Have you ever noticed that just when you think you've reached the top of the summit, and slowly inched your way forward, you are only there for a moment before you top over it and plunge to the bottom again? Of course you have. I don't mean plunging to the bottom in despair, although there are certainly times when that is the case, but rather the constant ups and downs, shifts and turns, and downright unpredictability of much of life. Of course our ability to cope, to deal with it, and to bounce back is a primary factor in all of it--not a factor in how it turns out, but a factor in how we feel about it and how we decide to manage it.
As Sis and I were eating lunch yesterday, we were talking about how one is never really prepared for the reality of caring for aging parents, nor for our own aging in so many ways. There are efforts to work toward prevention of illnesses and disability associated with aging, with recognition that how one manages one's life style affects those later years.

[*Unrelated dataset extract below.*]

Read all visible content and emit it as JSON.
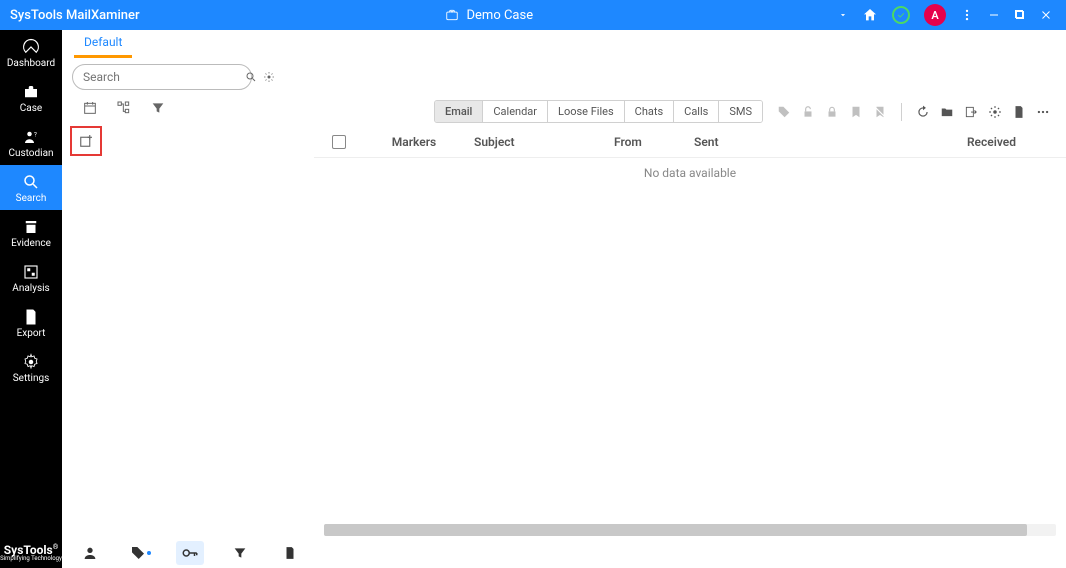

I sometimes suspect that the problem with that is when we are young, we really do have a sense of "this is not going to happen to me." Not that we think that in a manner of intentional denial, just that it is difficult to think about one day the possibility of the kind of issues one might face in those years between 60-death when one is young, healthy, and it seems like there are so many years in front of one.
I had to return my rental car to the airport yesterday, so Sis followed me up to Wichita Falls and then we did some errands for things we cannot obtain in Graham and had needed, had lunch, and ended the day with a little shopping and a manicure-pedicure--outstanding relaxation time! We both were feeling so positive at how much improved Mom has been in just a couple of days, and feeling hopeful for better times for her...only to arrive home to discover she had not at all followed her regimen while we were gone and the caregivers caved in to her. Sigh. I know behavioral changes are hard, and it takes a while. But reinforcing consistency is the most important thing in making changes for ourselves, and to developing the habit of doing it when you don't want to until you reach the point you do want to--when we can see the benefits and feel the benefits. By the time I was ready for bed, I had lost the beautiful and peaceful and harmonic sense of calm and joy that I had carried throughout the day.
I had to go find a quiet corner and pretend I was working for a little while, because as I told my sister, I feel like walking to the airport and getting on the next plane home. The "trick" is to feel the feeling, acknowledge it, and not act on it in the throes of emotion. We know it takes time...but when you are talking life and death, it is difficult to want to be patient and see someone do something that you know has major consequences. And where we are trying to get is that she can see she can feel like doing (or not doing) and still do it anyway. It will pass if you do not give in to it. It always does. No one ever feels a feeling constantly intently for the rest of his or her life--we cannot sustain emotion at the level forever; it has to level off at some point because that is how we are made. Sometimes, having awareness is such a burden, which is frankly, why some folks have such an intricate system of denial in place to protect themselves emotionally and justify doing (or not doing) what they want to (or don't want to).
Yesterday as I was in the dressing room trying on a couple of things, a woman older than I am came past my door just as I was about to exit and I thought it was my sister and started to ask her something. She said, "I'll be your sister but you probably won't want me because I am spoiled." I said I was the "evil" sister and my sis was the "good" sister. It stemmed from a tee shirt I saw that said, "I forgot if I am the evil sister or the good sister." I said that was fine, and so it was her turn for the night shift with Mom and Dad tonight. She said she had already done that and we began to talk about those changes and how there is really no way to prepare for it. As the poet Antonio Machado put it, "We make the way by walking." I was explaining how Mom and Dad's personalities had changed so in the process, and how differently the dementia affects each of them--Newman and Newman called this stage of life span "traveling uncharted territory"--no one has been here before, so we don't know much about it.
In spite of the difficulty, there have been so many moments of learning, realization, and growth, that it is a blessing and a joy at the same time it is a burden and troubling. And, today is a new day, another opportunity to buckle into the roller coaster car and see if the rush down the other side of the peak is exhilarating fun or mad rush to hang on. I would prefer a day on the kiddie roller coaster as it is fewer abrupt changes, but then, I don't control other people or run the universe. One just has to hang on as needed, and let go as needed, and hope for the ability to discern which is needed.